MORE: 13 Things That Are Only True in Porn
Way Behind the Scenes
In ComellaÃ¢â‚¬â„¢s latest article in Porn Studies, she introduces the concept of "porn studies-in-action," a research approach that studies the industry through places like erotic film festivals, feminist porn sets, adult video stores, and adult trade expos. She's been attending adult trade shows since 2008, paying particular attention to the seminars and panels dedicated to women and pornography. "I think when I talk to people about the focus of my research they might be initially surprised, but they're always intrigued," says Comella. "They always want to know more."
And while Comella swears itÃ¢â‚¬â„¢s still not as exciting as you might think, her job sounds pretty damn interesting to us: "I spend a lot of time in seminars, taking notes and paying very close attention to what's being said," says Comella. "What are the things being said by people who are part of the adult industryÃ¢â‚¬”sex toy manufacturers, porn directors, porn performers?" Between researching the rise of feminist pornography, recent developments in obscenity laws, and how fans interact with porn stars, it certainly doesnÃ¢â‚¬â„¢t sound boring.

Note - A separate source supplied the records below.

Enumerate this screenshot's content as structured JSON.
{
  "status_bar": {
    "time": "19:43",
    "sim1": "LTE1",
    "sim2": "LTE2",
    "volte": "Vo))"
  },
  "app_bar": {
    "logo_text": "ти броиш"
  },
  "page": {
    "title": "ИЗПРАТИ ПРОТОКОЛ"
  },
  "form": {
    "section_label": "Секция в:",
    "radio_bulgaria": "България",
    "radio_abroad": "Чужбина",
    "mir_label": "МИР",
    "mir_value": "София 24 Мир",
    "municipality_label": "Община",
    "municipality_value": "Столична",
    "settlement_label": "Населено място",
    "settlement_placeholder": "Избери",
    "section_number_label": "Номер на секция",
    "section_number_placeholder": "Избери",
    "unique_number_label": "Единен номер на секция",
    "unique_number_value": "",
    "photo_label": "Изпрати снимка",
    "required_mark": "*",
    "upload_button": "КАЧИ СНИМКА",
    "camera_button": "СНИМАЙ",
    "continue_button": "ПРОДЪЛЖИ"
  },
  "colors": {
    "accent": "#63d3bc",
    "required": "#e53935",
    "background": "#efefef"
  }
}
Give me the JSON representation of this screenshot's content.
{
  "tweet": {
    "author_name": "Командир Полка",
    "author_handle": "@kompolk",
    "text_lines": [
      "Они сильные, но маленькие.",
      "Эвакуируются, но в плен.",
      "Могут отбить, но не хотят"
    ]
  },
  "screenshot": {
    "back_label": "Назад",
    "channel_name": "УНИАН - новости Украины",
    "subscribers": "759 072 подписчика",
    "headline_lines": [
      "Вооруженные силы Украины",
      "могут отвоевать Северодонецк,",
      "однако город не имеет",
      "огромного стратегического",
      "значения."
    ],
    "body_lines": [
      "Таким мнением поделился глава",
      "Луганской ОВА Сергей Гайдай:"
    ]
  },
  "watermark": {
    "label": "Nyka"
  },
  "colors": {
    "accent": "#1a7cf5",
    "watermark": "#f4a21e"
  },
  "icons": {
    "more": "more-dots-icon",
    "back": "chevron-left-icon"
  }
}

So we have to wonder, do porn researchers take their work home with them? "Some people would say, Ã¢â‚¬ËœTruly you've become desensitized to it,Ã¢â‚¬â„¢ But I don't actually feel I'm desensitized," says Smith. "I'm open and intrigued by it." Comella agrees, explaining that she hasnÃ¢â‚¬â„¢t had an Ã¢â‚¬Å“awakeningÃ¢â‚¬Â since starting her research. "I don't feel like itÃ¢â‚¬â„¢s changed me at all," says Comella. "I think most people that make the decision to have a research endeavor that focuses on sexuality are pretty open-minded people to begin with."
Both Smith and Comella are hopeful that the journal will be a thought-provoking resource, even if there is a little skepticism from the critics. "There's a lot more openness in academia for this type of research, but still in some ways we do have to work harder to prove ourselves," says Comella. "We have to make sure we do really good research; there's a different set of expectations. It's absolutely fantastic that there's a journal exclusively devoted to the field of porn studies!"
MORE: 11 Things You Didn't Know About Porn